Any competent historian is able to glean information.<quoted text>
I know for a fact that they were superstitious. And that does mean that is some cases they cannot tell fact from fiction.
They were nomads in the Dessert. What are you looking to find?Because we know from other sources and the actual digs at the scene that the Exodus did not happen.
BS. It is written and understood as history. All over the multiple accounts in the Old and repeated by both Josephus and Philo. This is only off the top of my head. I could probably come up with more.It was an origin legend for that society.
I think you are just regurgitating. You don't seem to be able to comprehend historians glean out information from biased sources and if you don't know that then you don't know much. This is an article pertaining to Hitchens by another atheist. He makes a point here pertinent to this discussion.But it was written hundreds of years after it supposedly happened and has many anachronistic aspects in it.

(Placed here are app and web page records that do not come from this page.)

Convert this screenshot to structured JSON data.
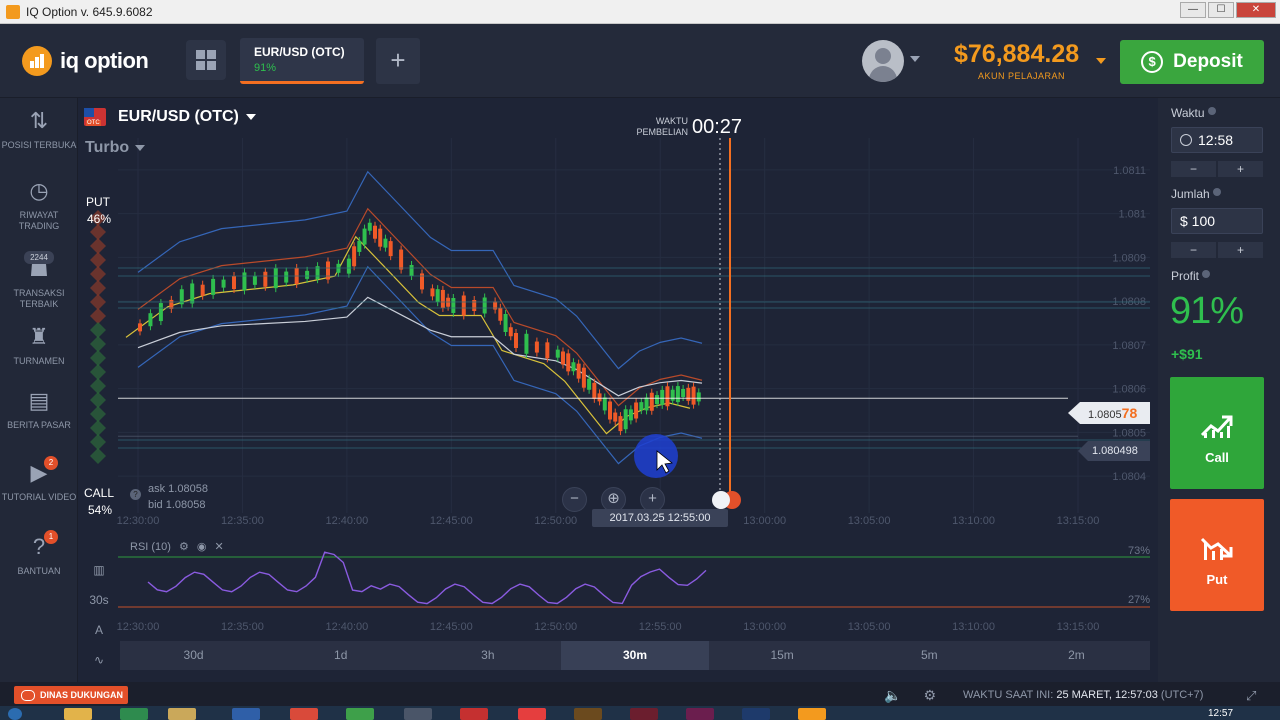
{
  "window": {
    "title": "IQ Option v. 645.9.6082"
  },
  "header": {
    "logo": "iq option",
    "asset_tab": {
      "name": "EUR/USD (OTC)",
      "percent": "91%"
    },
    "balance": "$76,884.28",
    "account_label": "AKUN PELAJARAN",
    "deposit_label": "Deposit"
  },
  "sidebar": {
    "items": [
      {
        "label": "POSISI TERBUKA",
        "icon": "arrows-updown-icon"
      },
      {
        "label": "RIWAYAT TRADING",
        "icon": "history-icon"
      },
      {
        "label": "TRANSAKSI TERBAIK",
        "icon": "people-icon",
        "count": "2244"
      },
      {
        "label": "TURNAMEN",
        "icon": "trophy-icon"
      },
      {
        "label": "BERITA PASAR",
        "icon": "news-icon"
      },
      {
        "label": "TUTORIAL VIDEO",
        "icon": "play-icon",
        "badge": "2"
      },
      {
        "label": "BANTUAN",
        "icon": "help-icon",
        "badge": "1"
      }
    ]
  },
  "chart": {
    "asset_title": "EUR/USD (OTC)",
    "mode": "Turbo",
    "put": {
      "label": "PUT",
      "percent": "46%"
    },
    "call": {
      "label": "CALL",
      "percent": "54%"
    },
    "buy_time_label_1": "WAKTU",
    "buy_time_label_2": "PEMBELIAN",
    "countdown": "00:27",
    "ask": "ask 1.08058",
    "bid": "bid 1.08058",
    "crosshair_time": "2017.03.25 12:55:00",
    "current_price_main": "1.0805",
    "current_price_tail": "78",
    "second_price": "1.080498",
    "rsi_label": "RSI (10)",
    "rsi_levels": [
      "73%",
      "27%"
    ],
    "tool_interval": "30s",
    "colors": {
      "up": "#2fbf4e",
      "down": "#f05a28",
      "accent": "#f36f21"
    }
  },
  "chart_data": {
    "type": "line",
    "title": "",
    "y_ticks": [
      "1.0811",
      "1.081",
      "1.0809",
      "1.0808",
      "1.0807",
      "1.0806",
      "1.0805",
      "1.0804"
    ],
    "x_ticks": [
      "12:30:00",
      "12:35:00",
      "12:40:00",
      "12:45:00",
      "12:50:00",
      "12:55:00",
      "13:00:00",
      "13:05:00",
      "13:10:00",
      "13:15:00"
    ],
    "ylim": [
      1.08035,
      1.08115
    ],
    "series": [
      {
        "x": [
          "12:30",
          "12:32",
          "12:34",
          "12:36",
          "12:38",
          "12:40",
          "12:41",
          "12:42",
          "12:44",
          "12:45",
          "12:47",
          "12:48",
          "12:50",
          "12:51",
          "12:52",
          "12:53",
          "12:54",
          "12:55",
          "12:56",
          "12:57"
        ],
        "values": [
          1.08074,
          1.08081,
          1.08084,
          1.08085,
          1.08086,
          1.08088,
          1.08097,
          1.08092,
          1.08082,
          1.08079,
          1.08079,
          1.08071,
          1.08068,
          1.08064,
          1.08058,
          1.08052,
          1.08056,
          1.08058,
          1.08059,
          1.080578
        ]
      }
    ],
    "timeframes": [
      "30d",
      "1d",
      "3h",
      "30m",
      "15m",
      "5m",
      "2m"
    ],
    "active_timeframe": "30m"
  },
  "right_panel": {
    "time_label": "Waktu",
    "time_value": "12:58",
    "amount_label": "Jumlah",
    "amount_value": "$  100",
    "minus": "−",
    "plus": "+",
    "profit_label": "Profit",
    "profit_pct": "91%",
    "profit_amt": "+$91",
    "call_label": "Call",
    "put_label": "Put"
  },
  "footer": {
    "support": "DINAS DUKUNGAN",
    "now_label": "WAKTU SAAT INI:",
    "now_value": "25 MARET, 12:57:03",
    "tz": "(UTC+7)"
  },
  "taskbar": {
    "clock": "12:57"
  }
}
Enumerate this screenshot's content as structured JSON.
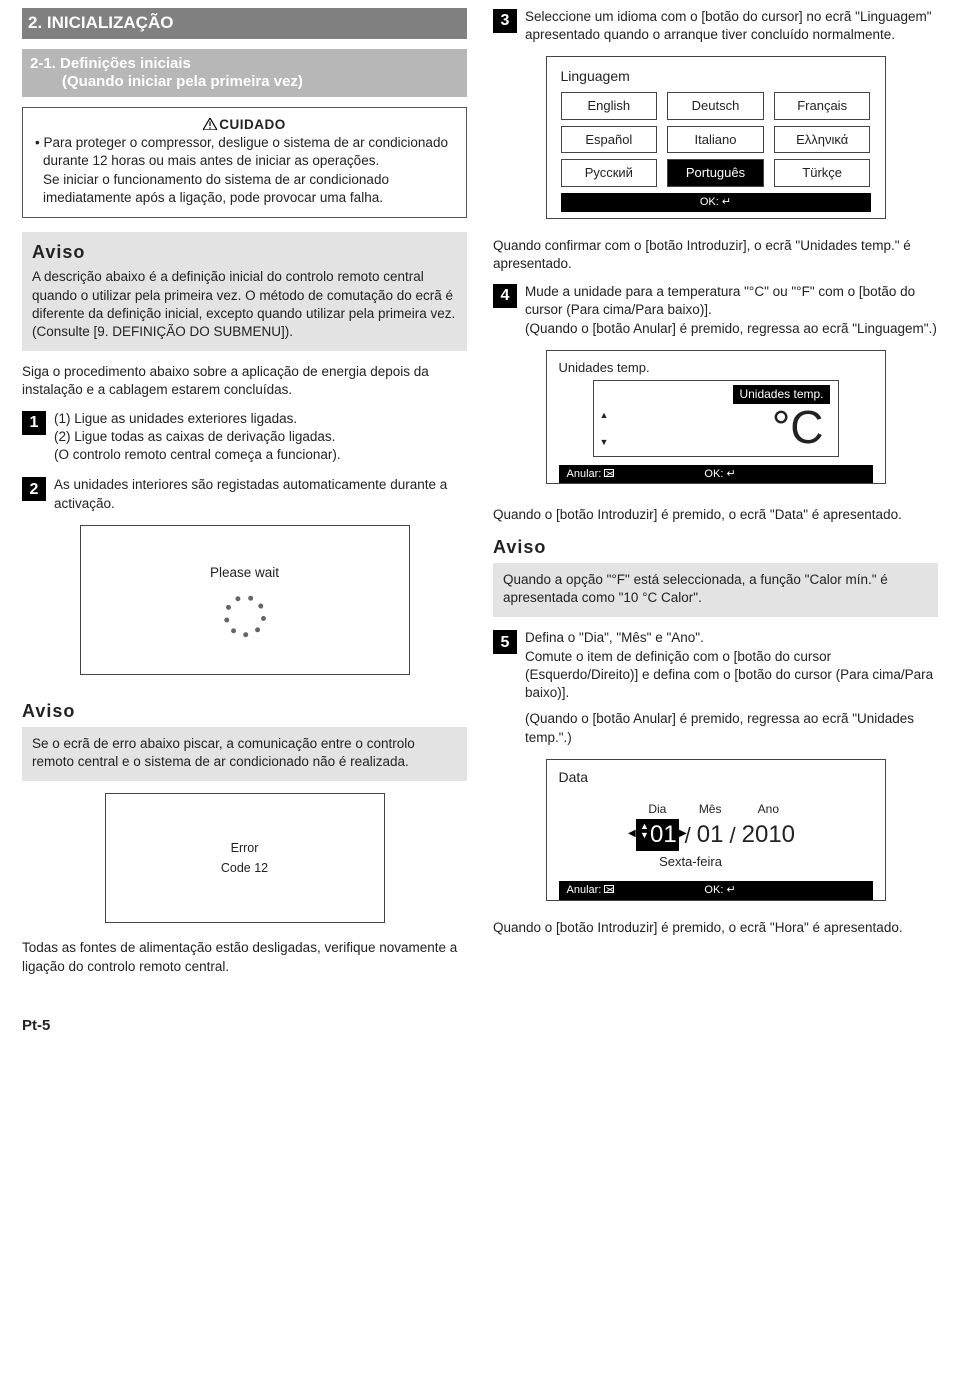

''This case has been well made by others, if mostly in places far more obscure than Hitchenss privileged position on the New York Times best-seller list. For example, William J. Hamblin wrote a thorough and admirably restrained review (The Most Misunderstood Book: Christopher Hitchens on the Bible) in which he held Hitchens to account for historical howlers of this kind:
In discussing the exodus, Hitchens dogmatically asserts:There was no flight from Egypt, no wandering in the desert ..., and no dramatic conquest of the Promised Land. It was all, quite simply and very ineptly, made up at a much later date. No Egyptian chronicle mentions this episode either, even in passing.... All the Mosaic myths can be safely and easily discarded. These narratives can be easily discarded by Hitchens only because he has failed to do even a superficial survey of the evidence in favor of the historicity of the biblical traditions. Might we suggest that Hitchens begin with Hoffmeiers Israel in Egypt and Ancient Israel in Sinai? It should be noted that Hoffmeiers books were not published by some small evangelical theological press but by Oxford Universityhardly a bastion of regressive fundamentalist apologetics. Hitchenss claim that no Egyptian chronicle mentions this episode [of Moses and the Israelites] either, even in passing is simply polemical balderdash.''
Yeah the moderns were wrong on David and i can go back and point out were the moderns were wrong on a lot of their assumptions about the Bible. You have the Bible down as guilty until proven innocent and are unable, due to your hopeless bias, look at it objectively.Among other things, it seems to be unaware that Egypt controlled the holy lands at the time. The time of David was actually in the time when the texts were written, so is far more likely to be accurate about some types of things.